The high road

Although life is filled with those tasks that we are required to complete, very often we have actions that can be considered optional. There are numerous examples. We can opt to recognize birthdays or not. We can make the same choice with respect to anniversaries, work anniversaries, promotions, new positions, childbirth, or copious other events. Social media has made it possible for us to post occasions that would otherwise go unnoticed, such as dog birthdays and the anniversary of getting a nose pierced.

My brother died recently and I was touched by the number of people who expressed condolences and offers to help in any possible way. While I didn’t create a spreadsheet of those who remembered him and me, I am quite clear about those who took the thirty seconds to send a note or the considerable time to mail a condolence card. At the same time, I am cognizant of those who didn’t bother, for reasons that I may or may not understand.

Have we reached a point in civilization where common courtesies such as expressing sympathy or sending a thank you note have become irrelevant or obsolete? It becomes quite easy to explain or justify the lack of basic kindness. I am very busy. She’ll never notice. She forgot my birthday. She has other things on her mind – one more card won’t make any difference.

Suffice it to say that it does make a difference. Several people, many of whom live in another state and time zone, went way out of their ways to offer support, if only through a phone call. Others did absolutely nothing. And eventually, it will become time for the birthdays of those who forgot, were unaware, or simply didn’t care enough to do anything at all.

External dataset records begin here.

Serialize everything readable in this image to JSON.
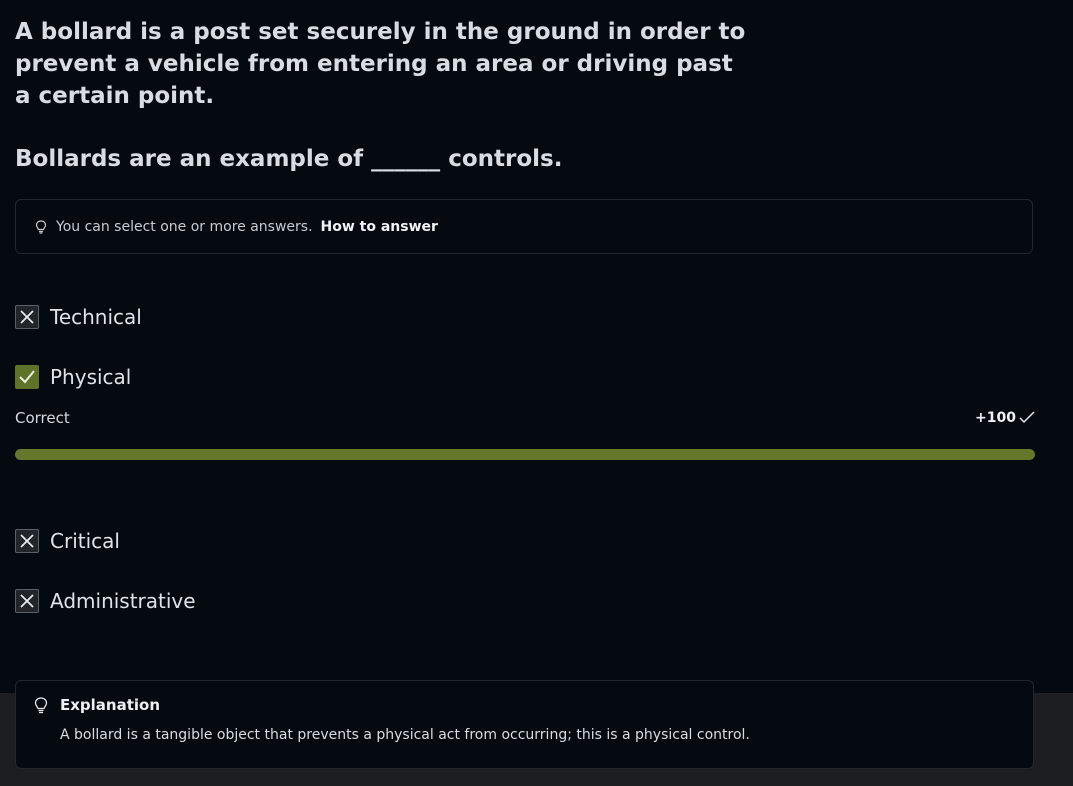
{
  "question": {
    "text": "A bollard is a post set securely in the ground in order to prevent a vehicle from entering an area or driving past a certain point.",
    "prompt": "Bollards are an example of ______ controls."
  },
  "hint": {
    "text": "You can select one or more answers.",
    "link": "How to answer"
  },
  "options": [
    {
      "label": "Technical",
      "state": "incorrect"
    },
    {
      "label": "Physical",
      "state": "correct"
    },
    {
      "label": "Critical",
      "state": "incorrect"
    },
    {
      "label": "Administrative",
      "state": "incorrect"
    }
  ],
  "result": {
    "label": "Correct",
    "points": "+100",
    "progress_fraction": 1.0
  },
  "explanation": {
    "title": "Explanation",
    "body": "A bollard is a tangible object that prevents a physical act from occurring; this is a physical control."
  },
  "colors": {
    "background": "#050910",
    "correct_green": "#5e7327",
    "bottom_band": "#1c1e21"
  },
  "icons": {
    "hint": "lightbulb-icon",
    "incorrect": "x-icon",
    "correct": "check-icon",
    "points": "checkmark-icon"
  }
}
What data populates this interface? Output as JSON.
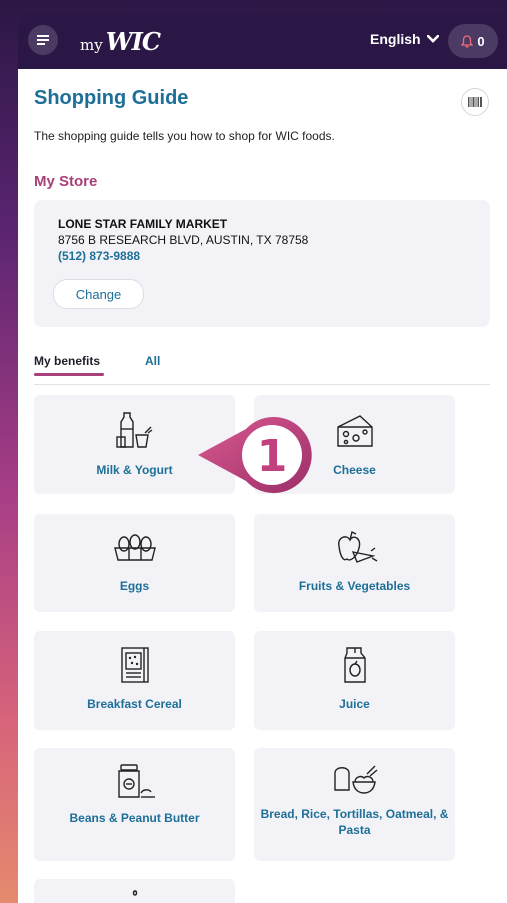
{
  "header": {
    "logo_prefix": "my",
    "logo_main": "WIC",
    "language": "English",
    "notification_count": "0"
  },
  "page": {
    "title": "Shopping Guide",
    "description": "The shopping guide tells you how to shop for WIC foods."
  },
  "store": {
    "section_title": "My Store",
    "name": "LONE STAR FAMILY MARKET",
    "address": "8756 B RESEARCH BLVD, AUSTIN, TX 78758",
    "phone": "(512) 873-9888",
    "change_label": "Change"
  },
  "tabs": {
    "my_benefits": "My benefits",
    "all": "All"
  },
  "categories": [
    {
      "label": "Milk & Yogurt",
      "icon": "milk-yogurt-icon"
    },
    {
      "label": "Cheese",
      "icon": "cheese-icon"
    },
    {
      "label": "Eggs",
      "icon": "eggs-icon"
    },
    {
      "label": "Fruits & Vegetables",
      "icon": "fruits-vegetables-icon"
    },
    {
      "label": "Breakfast Cereal",
      "icon": "cereal-icon"
    },
    {
      "label": "Juice",
      "icon": "juice-icon"
    },
    {
      "label": "Beans & Peanut Butter",
      "icon": "beans-peanut-butter-icon"
    },
    {
      "label": "Bread, Rice, Tortillas, Oatmeal, & Pasta",
      "icon": "bread-rice-icon"
    }
  ],
  "callout": {
    "number": "1",
    "color": "#c2407e"
  }
}
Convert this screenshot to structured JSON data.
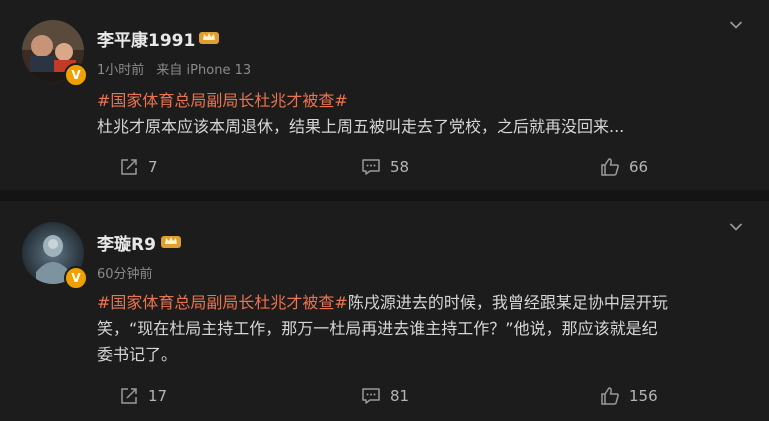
{
  "posts": [
    {
      "username": "李平康1991",
      "time": "1小时前",
      "source": "来自 iPhone 13",
      "topic": "#国家体育总局副局长杜兆才被查#",
      "lines": [
        "杜兆才原本应该本周退休，结果上周五被叫走去了党校，之后就再没回来..."
      ],
      "reposts": "7",
      "comments": "58",
      "likes": "66"
    },
    {
      "username": "李璇R9",
      "time": "60分钟前",
      "topic": "#国家体育总局副局长杜兆才被查#",
      "lines": [
        "陈戌源进去的时候，我曾经跟某足协中层开玩",
        "笑，“现在杜局主持工作，那万一杜局再进去谁主持工作？”他说，那应该就是纪",
        "委书记了。"
      ],
      "reposts": "17",
      "comments": "81",
      "likes": "156"
    }
  ],
  "colors": {
    "topic": "#eb7350",
    "verified_badge": "#f0a000",
    "card_bg": "#1c1c1c",
    "page_bg": "#141414"
  },
  "icons": {
    "verified": "V",
    "member": "crown-icon",
    "more": "chevron-down-icon",
    "repost": "share-icon",
    "comment": "comment-icon",
    "like": "thumbs-up-icon"
  }
}
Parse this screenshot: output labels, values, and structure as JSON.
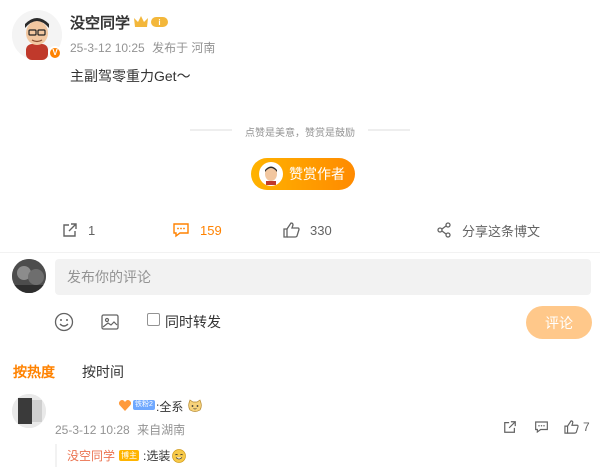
{
  "post": {
    "author_name": "没空同学",
    "time": "25-3-12 10:25",
    "location": "发布于 河南",
    "text": "主副驾零重力Get～"
  },
  "tip": {
    "text": "点赞是美意，赞赏是鼓励",
    "reward_button": "赞赏作者"
  },
  "actions": {
    "reposts": "1",
    "comments": "159",
    "likes": "330",
    "share": "分享这条博文"
  },
  "composer": {
    "placeholder": "发布你的评论",
    "repost_label": "同时转发",
    "submit": "评论"
  },
  "sort": {
    "hot": "按热度",
    "time": "按时间"
  },
  "comment": {
    "level": "铁粉2",
    "text": ":全系",
    "time": "25-3-12 10:28",
    "location": "来自湖南",
    "likes": "7",
    "reply": {
      "author": "没空同学",
      "badge": "博主",
      "text": ":选装"
    }
  },
  "colors": {
    "accent": "#ff8200",
    "reply_name": "#eb7350",
    "muted": "#939393"
  }
}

My first instinct, one for which I offer apologies, is to respond by “forgetting” the birthdays of those who forgot me. The only way to justify that decision is to rationalize that it teaches a lesson. My second reaction is to take the high road, forget what was or wasn’t done toward me, and remember the birthdays and other events. As I frequently remark, there are never any apologies for doing the right thing. Maybe by doing so, I can communicate that the high road is a much better and more scenic path to take. Shalom.

Hollow men

This is the way the world ends
This is the way the world ends
This is the way the world ends
Not with a bang but a whimper

T.S. Eliot  – The Hollow Men

For some reason, I fell asleep the other night with these lines in my head. It’s been quite a while since I studied this poem, a famous and highly reviewed one. Although Eliot wrote it during the late 20s, I find myself thinking how appropriate it is today.

Those of us who are Americans and fully understand the meaning of being an American citizen continue to be shocked and distressed at the events that took place last Wednesday in our nation’s capital. While the violence was finally put to an end, the dialogue and threats continue and most of us are looking apprehensively at the upcoming inauguration. Will we see more violence, in spite of the massive preparation and presence of thousands of troops and law officers who will attend?

As much as possible, I can separate myself from the politics of last Wednesday and focus only on the damage done to the building that is representative of our democracy and freedom. Except during wartime and in the preservation of freedom that is indigenous to war, I cannot condone violence of any type. Hundreds of millions of us revere the American flag and the buildings that populate our capitol. Seeing damage done to either hurts the core of us. Knowing that it was initiated and encouraged by one of our “leaders” exacerbates the pain and allows me to question the loyalties of those who chose to participate.

After all of the bravado, bullets, and breaking of treasured symbols, what was left? Was there a point of any significance that was transmitted? Surely not, other than that there was a contingent of bullies who didn’t care whom they hurt or what consequences ensued.

My most sincere hope is that we will not see any more violence, damage, or human suffering as this upcoming inauguration takes place. We all have the ability to encourage our lawmakers to do what they can to discourage rioters and encourage peace. I only hope that we will see the best of actions, eliminating both bangs and whimpers. Shalom.